Charlie is calling for immediate action following the airing of her documentary, Nowhere to Run, which detailed her experiences of sexual assault at a running club when she was 15
For many people, exercise is a form of wellbeing; a space where they can escape life’s stressors for a while and enjoy moving their bodies.
Sadly, that’s not always the case. Earlier in the year we investigated how many women feel unsafe while running as part of our We Will campaign, and the results were shocking.
Yesterday, the BBC aired Nowhere to Run, a documentary by broadcaster and keen sportswoman Charlie Webster about the sexual abuse she experienced at her running club when she was 15.
It’s a challenging but necessary watch that forces us to realise how prevalent this kind of behaviour is, especially in an environment where a a leader or coach has the trust of young women.
Following the documentary, Charlie has set out her call for immediate action, in the hopes of preventing the abuse of children in sport, and instead making the places where we exercise a safe space for all to enjoy and benefit from.
“The DBS system is too complex, with unacceptable loopholes that mean even those who have been barred from working with children are able to take up position in sports clubs,” says Charlie. “This is then further complicated by different systems in the different UK nations.”
She has suggested a three-step plan, which has been backed by the NSPCC:
- The creation of a central register / database / licensing scheme for coaches across all sports, as well as information sharing protocols between organisations.
- The governments of the UK must undertake a review of the criminal record and intelligence checking system.
- A resource for young people empowering them to understand what good coaching is, what abusive behaviour in a sports setting looks like, giving them a place to read survivor stories and to voice any concerns that they may have.
She’s calling on a number of organisations to help make these changes, including Sport England, British Athletics and the Ministry of Justice.
We wholeheartedly support her campaign, and will continue to share updates as it progresses.
If you’d like to watch the documentary, it’s available to stream on BBC iPlayer.

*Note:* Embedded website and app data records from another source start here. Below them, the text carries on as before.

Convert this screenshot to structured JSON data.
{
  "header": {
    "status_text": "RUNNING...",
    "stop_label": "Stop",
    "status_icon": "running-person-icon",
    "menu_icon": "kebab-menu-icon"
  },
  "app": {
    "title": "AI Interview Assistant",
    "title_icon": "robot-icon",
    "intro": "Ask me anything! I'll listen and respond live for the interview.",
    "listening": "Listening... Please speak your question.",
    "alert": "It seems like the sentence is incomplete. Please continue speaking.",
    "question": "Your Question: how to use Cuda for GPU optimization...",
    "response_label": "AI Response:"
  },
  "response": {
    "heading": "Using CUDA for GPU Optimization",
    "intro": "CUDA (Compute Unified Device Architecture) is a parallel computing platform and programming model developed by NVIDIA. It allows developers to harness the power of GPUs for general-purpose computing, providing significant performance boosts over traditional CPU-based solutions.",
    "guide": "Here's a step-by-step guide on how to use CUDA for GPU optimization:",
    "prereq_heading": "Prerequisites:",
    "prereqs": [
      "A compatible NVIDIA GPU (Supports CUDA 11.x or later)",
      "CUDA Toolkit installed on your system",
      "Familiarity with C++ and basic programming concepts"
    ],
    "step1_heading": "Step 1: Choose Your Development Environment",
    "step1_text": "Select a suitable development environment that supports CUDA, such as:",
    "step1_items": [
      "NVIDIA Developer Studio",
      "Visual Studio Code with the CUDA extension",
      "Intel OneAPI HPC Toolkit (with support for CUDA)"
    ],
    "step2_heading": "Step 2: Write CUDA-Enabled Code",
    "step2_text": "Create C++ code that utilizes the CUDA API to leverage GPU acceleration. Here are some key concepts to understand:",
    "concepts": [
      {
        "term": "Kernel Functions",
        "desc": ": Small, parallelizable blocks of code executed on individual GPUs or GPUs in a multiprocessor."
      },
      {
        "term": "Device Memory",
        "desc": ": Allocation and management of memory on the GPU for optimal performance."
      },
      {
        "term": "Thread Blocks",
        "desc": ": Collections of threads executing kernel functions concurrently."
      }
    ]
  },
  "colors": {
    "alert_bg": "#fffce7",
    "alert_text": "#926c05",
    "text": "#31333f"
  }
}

And if you need any advice on or support with the issues covered in the documentary or this article, the BBC have shared where help is available – find it here.